This lack of choice is further reflected in tragic events where patients die just waiting for treatment even in modern times, such as the recent death of a woman who waited 11 hours in an emergency room without receiving attention, or the case of otherwise healthy Kira Johnson, who slowly hemorrhaged to death over a period of several hours after a routine C-section while waiting for a CT-scan, the staff knowing the whole time she was bleeding. Some may argue that medicine of times past was dangerous, but that’s hardly an excuse for modern medicine to fail. Especially an artificially monopolized industry that there is no way to opt out of.
Crypto and the Big Apple
The free market isn’t about allowing any unlicensed quack to operate on your sick kid. It’s not about a return to dirt roads, inhumane industrialism or inefficient barter. It has nothing to do with partisan politics or the debate surrounding socialized and false “private” medicine. What ultimately made New York great, and anywhere else that experiences significant economic growth, is individuals freely trading and interacting with one another. In a word, it’s consent. Before the founding of the U.S. Federal Reserve in the same year as the start of the income tax, currency competition was also possible. Nobody was forced by law to use any one money. Nobody was forced to use any one doctor, medicine, or plan.

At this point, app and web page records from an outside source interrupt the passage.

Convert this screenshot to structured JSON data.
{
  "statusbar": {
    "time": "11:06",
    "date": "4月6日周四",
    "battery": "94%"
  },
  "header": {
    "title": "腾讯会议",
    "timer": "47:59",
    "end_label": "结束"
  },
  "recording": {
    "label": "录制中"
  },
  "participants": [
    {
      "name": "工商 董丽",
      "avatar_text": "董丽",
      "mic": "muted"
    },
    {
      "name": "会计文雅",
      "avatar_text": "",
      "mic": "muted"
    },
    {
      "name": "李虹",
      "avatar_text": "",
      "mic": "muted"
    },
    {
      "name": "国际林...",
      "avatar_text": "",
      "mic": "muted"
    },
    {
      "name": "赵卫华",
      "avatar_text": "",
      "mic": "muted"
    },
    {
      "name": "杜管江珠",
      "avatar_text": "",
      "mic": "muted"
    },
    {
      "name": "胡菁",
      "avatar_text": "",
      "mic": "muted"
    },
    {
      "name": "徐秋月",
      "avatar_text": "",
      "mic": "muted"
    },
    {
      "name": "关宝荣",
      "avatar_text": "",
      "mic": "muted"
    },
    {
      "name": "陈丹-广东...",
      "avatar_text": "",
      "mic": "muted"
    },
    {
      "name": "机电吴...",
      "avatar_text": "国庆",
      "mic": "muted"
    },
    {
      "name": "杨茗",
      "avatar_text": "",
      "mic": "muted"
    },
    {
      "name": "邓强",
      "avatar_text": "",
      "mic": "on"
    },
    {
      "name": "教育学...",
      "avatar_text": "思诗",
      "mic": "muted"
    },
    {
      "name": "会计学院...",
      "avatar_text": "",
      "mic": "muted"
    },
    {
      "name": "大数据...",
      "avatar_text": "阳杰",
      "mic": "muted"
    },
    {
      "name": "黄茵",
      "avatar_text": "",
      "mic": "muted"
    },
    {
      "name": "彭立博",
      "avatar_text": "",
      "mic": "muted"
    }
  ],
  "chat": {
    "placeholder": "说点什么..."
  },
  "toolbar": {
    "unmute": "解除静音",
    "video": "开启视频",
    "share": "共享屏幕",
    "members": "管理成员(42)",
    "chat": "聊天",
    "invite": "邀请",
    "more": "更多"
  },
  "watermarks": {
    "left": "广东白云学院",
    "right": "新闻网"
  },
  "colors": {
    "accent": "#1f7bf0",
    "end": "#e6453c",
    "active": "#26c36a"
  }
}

Permissionless cryptocurrencies like bitcoin present all of us with an opportunity to act and transact in the same spirit, and not to force whatever plan we think is best on the other guy. Blockchain and crypto further provide an excellent opportunity for communities to keep advanced, transparent records for self-regulation based not on coercion, but on private property norms, and for each individual to decide how his or her value will be spent, without permission from a state. This potential for freedom is exactly why crypto is now being so fiercely targeted by the U.S. Internal Revenue Service, one of the most powerful tax collection agencies on the planet. After all, if a flat, paved space called a road can miraculously be built from point A to point B without an income tax, perhaps we as humans can do other things without it as well.
OP-ed disclaimer: This is an Op-ed article. The opinions expressed in this article are the author’s own.